Do you struggle to get to sleep no matter how worn out and tired you are? Do you lie awake for hours, anxiously watching the clock and getting more and more frustrated?
Being unable to sleep is a miserable way to spend your night-time hours and the effects on your life can be devastating.
It can make you feel irritable and short-tempered – putting a strain on your relationships at home and work. It can make it difficult to concentrate and focus on things. And it can leave you feeling flat, drowsy, anxious or depressed throughout the entire day.
There’s no doubt, insomnia takes a heavy toll on your energy, your mood and your ability to function during the day. And over time, chronic insomnia can actually contribute to serious health concerns.
The thing to remember is that insomnia is not a disease in its own right. It’s a symptom of other problems. And one of the main causes, as reported in Psychology Today by mindfulness-based psychotherapist Peter Strong, is STRESS.
Thankfully, your ability to cope with stress is something you can learn to control. And in turn, you can overcome your insomnia and sleep problems.
And once your sleep improves, your entire world will open up. You’ll wake up feeling refreshed and clear headed. You’ll feel happier and in a better mood. You’ll be more productive and able to cope with work and family pressures. Your health will improve and you will feel as if you have a new lease of life. And one of the most effective tools for helping you achieve this has been found to be mindfulness.
Various studies now suggest that mindfulness meditation — a mind-calming practice that focuses on breathing and awareness of the present moment — can be a tremendous help with insomnia.
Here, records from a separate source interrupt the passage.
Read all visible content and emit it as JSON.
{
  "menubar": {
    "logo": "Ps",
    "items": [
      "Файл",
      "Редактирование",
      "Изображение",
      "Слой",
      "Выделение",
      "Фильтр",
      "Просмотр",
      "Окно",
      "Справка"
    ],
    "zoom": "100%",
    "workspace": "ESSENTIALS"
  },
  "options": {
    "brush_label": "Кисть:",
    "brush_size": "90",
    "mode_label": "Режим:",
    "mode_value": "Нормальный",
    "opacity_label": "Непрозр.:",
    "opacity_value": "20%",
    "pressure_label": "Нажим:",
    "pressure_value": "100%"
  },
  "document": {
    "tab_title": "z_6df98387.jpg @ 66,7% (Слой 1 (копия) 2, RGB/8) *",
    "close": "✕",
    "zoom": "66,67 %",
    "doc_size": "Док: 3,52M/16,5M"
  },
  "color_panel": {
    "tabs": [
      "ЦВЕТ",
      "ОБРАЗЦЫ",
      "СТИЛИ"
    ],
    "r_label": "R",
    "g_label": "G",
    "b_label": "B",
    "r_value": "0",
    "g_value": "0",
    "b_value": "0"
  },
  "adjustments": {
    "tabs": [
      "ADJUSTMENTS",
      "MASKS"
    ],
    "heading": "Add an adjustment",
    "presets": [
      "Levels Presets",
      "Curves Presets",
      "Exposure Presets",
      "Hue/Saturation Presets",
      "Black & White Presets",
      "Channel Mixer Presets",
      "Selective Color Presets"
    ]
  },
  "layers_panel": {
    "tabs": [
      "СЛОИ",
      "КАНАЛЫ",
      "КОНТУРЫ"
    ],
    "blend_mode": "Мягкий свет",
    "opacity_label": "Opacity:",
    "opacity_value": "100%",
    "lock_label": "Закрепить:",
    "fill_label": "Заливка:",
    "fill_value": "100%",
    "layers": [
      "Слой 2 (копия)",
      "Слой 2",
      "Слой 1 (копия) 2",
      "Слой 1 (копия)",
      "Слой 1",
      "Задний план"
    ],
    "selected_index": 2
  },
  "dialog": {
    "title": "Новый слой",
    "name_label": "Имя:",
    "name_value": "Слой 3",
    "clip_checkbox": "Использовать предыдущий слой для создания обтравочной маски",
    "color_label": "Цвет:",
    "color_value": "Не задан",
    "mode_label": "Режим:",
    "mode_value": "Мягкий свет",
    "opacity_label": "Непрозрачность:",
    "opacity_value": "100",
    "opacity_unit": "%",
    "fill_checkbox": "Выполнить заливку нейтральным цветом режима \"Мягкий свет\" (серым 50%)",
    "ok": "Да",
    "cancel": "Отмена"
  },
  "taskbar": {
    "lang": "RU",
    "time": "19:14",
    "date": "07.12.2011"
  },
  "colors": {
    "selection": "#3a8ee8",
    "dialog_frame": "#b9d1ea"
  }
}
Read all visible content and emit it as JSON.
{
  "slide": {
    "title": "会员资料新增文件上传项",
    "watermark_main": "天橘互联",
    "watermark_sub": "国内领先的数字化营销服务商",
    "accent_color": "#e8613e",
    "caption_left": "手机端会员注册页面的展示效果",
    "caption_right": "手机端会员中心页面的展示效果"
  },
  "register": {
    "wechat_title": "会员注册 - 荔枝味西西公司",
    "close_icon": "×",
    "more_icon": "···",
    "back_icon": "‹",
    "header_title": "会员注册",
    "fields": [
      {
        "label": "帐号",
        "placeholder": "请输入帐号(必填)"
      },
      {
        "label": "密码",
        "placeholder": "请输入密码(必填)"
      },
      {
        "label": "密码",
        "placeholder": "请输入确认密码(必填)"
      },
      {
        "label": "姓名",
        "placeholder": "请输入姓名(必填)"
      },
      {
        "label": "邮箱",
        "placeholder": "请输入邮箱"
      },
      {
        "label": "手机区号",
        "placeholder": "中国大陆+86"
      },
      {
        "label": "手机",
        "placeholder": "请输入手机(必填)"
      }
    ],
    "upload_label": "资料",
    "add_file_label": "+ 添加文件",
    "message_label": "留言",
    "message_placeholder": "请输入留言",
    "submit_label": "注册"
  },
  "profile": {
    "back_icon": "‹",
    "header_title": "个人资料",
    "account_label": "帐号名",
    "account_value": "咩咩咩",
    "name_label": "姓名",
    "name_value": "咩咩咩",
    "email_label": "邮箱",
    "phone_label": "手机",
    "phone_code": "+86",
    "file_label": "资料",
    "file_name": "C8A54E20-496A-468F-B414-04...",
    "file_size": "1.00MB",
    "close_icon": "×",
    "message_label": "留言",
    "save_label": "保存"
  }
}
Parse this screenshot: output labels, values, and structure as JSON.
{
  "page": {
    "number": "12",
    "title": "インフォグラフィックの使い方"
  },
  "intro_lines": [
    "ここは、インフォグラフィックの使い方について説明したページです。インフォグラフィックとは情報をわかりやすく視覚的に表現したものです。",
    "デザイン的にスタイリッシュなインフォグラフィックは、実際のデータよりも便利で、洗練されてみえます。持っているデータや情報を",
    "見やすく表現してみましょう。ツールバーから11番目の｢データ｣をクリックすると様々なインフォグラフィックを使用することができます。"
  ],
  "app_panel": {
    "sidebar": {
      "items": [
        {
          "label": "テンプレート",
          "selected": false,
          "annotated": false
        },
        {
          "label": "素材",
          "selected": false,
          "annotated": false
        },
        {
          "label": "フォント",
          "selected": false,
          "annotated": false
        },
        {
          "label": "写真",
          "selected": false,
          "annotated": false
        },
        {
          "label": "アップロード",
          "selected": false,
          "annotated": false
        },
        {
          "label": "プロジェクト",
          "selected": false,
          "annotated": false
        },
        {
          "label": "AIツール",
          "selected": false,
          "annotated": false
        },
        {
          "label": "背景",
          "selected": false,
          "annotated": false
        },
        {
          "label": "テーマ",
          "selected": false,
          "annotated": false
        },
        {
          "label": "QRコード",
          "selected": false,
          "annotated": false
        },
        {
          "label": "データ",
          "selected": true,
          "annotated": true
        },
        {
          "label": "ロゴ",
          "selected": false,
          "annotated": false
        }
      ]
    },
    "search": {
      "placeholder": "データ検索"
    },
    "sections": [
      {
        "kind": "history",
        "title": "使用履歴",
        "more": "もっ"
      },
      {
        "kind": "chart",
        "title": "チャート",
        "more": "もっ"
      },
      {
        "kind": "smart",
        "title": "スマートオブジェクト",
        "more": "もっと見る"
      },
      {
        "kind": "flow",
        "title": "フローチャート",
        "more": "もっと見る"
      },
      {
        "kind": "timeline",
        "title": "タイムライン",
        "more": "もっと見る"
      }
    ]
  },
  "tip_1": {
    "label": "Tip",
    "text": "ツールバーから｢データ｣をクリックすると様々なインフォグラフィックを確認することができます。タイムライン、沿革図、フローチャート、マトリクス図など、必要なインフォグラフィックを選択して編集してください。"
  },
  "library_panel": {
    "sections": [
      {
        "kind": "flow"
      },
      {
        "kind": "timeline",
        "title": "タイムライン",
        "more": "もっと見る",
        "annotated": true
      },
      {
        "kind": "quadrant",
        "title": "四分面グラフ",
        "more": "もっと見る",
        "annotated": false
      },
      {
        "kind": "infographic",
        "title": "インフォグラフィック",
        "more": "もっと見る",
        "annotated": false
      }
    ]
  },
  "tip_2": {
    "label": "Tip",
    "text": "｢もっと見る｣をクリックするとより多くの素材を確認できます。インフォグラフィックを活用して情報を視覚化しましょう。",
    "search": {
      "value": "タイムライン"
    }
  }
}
One such study from JAMA Internal Medicine involved around 50 adults who were suffering from sleep problems. Half completed a mindfulness program in which they learned meditation and other exercises while the other half completed a sleep education class that taught them more traditional ways to improve their sleep habits.
Both groups met once a week for two hours over the course of six weeks and at the end of the course those in the mindfulness group had less insomnia, fatigue, and depression than those in the sleep education classes.
One of the reasons for these results is thought to be that mindfulness techniques evoke what is known as the’ relaxation response’.
The relaxation response, a term coined by Dr. Herbert Benson, director emeritus of the Harvard-affiliated Benson-Henry Institute for Mind Body Medicine., is a deep physiological shift in the body which helps reduce physical and psychological tension making it easier to switch off, relax and fall asleep.
So how do you practice mindfulness and get a good night’s sleep?
Mindfulness practice basically involves bringing your attention to the present without getting caught up in worries and other negative thought patterns. This very simple practice helps you detach and break free from the constant ‘racing thoughts’ and annoying physical sensations which plague you when you struggle to sleep.
By practicing mindfulness techniques during the day, for as little as 10-15 minutes, you effectively train your body to relax so that it becomes easier to evoke the relaxation response at night when you can’t sleep.